These books are super gifts for student clinicians and SLPs in the school.  Autographed and personalized copies are available through Speaking of Speech.com.  Did you order your copy from Amazon but wish it was autographed?  Send me an email at pat@speakingofspeech.com, and I’ll send you a free signed bookplate!

S/L Therapy is Child’s Play….with LEGOS!

LegosThe majority of boys on my K-5 caseload are LEGO maniacs.  I couldn’t be more thrilled, as I am all in favor of any creative activity that doesn’t include a battery or video screen, so I have been searching for ways to use LEGOs in therapy.  Having had a son who had the same affliction years ago, I’m fortunate to have large plastic totes filled with LEGOs and DUPLOs that he left in the basement when he flew the nest.  Since possession is 9/10th of the law, I have declared them mine and now use them for therapy activities and motivation.
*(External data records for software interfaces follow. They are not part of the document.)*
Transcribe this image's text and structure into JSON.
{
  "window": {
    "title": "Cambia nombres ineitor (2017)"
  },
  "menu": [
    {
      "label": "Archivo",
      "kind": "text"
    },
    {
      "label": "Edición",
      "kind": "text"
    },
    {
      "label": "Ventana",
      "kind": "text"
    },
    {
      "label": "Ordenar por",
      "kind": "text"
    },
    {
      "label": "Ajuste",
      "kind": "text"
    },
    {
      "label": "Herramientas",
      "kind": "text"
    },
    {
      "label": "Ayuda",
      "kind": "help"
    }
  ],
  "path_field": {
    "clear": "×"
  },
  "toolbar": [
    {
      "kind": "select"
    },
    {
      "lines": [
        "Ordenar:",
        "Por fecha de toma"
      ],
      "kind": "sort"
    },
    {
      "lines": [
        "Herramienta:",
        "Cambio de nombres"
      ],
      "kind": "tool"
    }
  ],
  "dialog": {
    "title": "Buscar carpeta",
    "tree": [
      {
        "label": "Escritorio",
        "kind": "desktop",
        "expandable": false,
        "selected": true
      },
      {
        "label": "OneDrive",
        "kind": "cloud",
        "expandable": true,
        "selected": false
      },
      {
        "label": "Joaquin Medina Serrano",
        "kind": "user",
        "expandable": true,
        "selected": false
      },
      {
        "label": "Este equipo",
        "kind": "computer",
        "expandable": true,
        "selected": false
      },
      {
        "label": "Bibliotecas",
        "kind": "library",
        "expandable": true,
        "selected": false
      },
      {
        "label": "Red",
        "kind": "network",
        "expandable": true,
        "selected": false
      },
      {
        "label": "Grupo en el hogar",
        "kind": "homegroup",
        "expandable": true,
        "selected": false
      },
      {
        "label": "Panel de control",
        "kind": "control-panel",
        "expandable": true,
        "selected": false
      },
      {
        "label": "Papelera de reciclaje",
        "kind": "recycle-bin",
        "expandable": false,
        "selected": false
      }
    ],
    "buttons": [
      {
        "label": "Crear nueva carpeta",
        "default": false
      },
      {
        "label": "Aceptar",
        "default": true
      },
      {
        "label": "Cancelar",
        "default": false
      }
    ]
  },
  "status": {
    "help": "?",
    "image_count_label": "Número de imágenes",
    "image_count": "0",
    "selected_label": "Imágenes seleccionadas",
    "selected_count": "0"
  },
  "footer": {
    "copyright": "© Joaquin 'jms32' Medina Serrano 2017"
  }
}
The boys love them….and so do the girls!

Here are some of the FREE resources I discovered that can easily be adapted for all kinds of therapy goals, including artic, language, following directions, social skills, basic concepts, and more:

7 Skills Kids Can Develop Playing Legos — justification that might lead to therapy ideas and IEP goals

LEGO Foundation’s Six Bricks Booklet — your lesson planning is done for you!

75+ Fun LEGO Ideas from Kids Activity Blog

A Mom With a Lesson Plan’s free LEGO board game and directions

FriendshipCircle.org: How LEGO therapy can help children with special needs

The Speech Knob:  LEGOs + PECS (or AAC) = Great Idea!

Cooking Up Good Speech:  Barrier Game and others

Speech2You: Ideas for sentence building and morphology

LEGO Game Board on BoardmakerShare

Counting Syllables with LEGO Bricks

LEGO Learning with Fun Activities

Of course, Pinterest and TPT are loaded with other ideas, some that come with a price tag.  And there are many free and cheap LEGO and DUPLO apps that could be used in therapy, so check out the App Store if you want a virtual LEGO experience for your students.  How do you use LEGOs in your therapy room?

Story Book Game….and much more!

Story Book GameFive Below comes through again!  The Story Book Game is a tin full of picture cards that can be used for telling stories.  You know how it goes:  pick a card, use the object in a sentence; the next player picks another card and adds to the story with that word.  This is fun for verbal narrative, and can also be used for written narrative.  But why stop there?

With students who need phonological awareness practice, use the cards for identifying initial and final sounds, sound blending, and counting syllables.

With language students, use the cards for naming, categorizing, describing, and comparing.  Name 3 in the array and ask the students to identify how they are related.  Give the student a question word and a picture card for practice in generating questions.

For auditory processing, spread the cards on the table and give descriptive clues.  Name 3-4 cards in row; have the students repeat back in sequence.

Of course, your artic, fluency, and voice students can benefit from any of these activities.

That’s a lot of therapy for just $5!

UPDDATE 4/25/15:  I just found another use!  I’m working with a little girl who is learning to use TouchChat HD with Word Power on an iPad for communication.  These cards were great for “going on a hunt” for vocabulary!  She looked at the card, hit “groups” to open the categories, then we figured out the correct category and found the word.  She loved it…and learned a lot about vocabulary organization on her device in the process!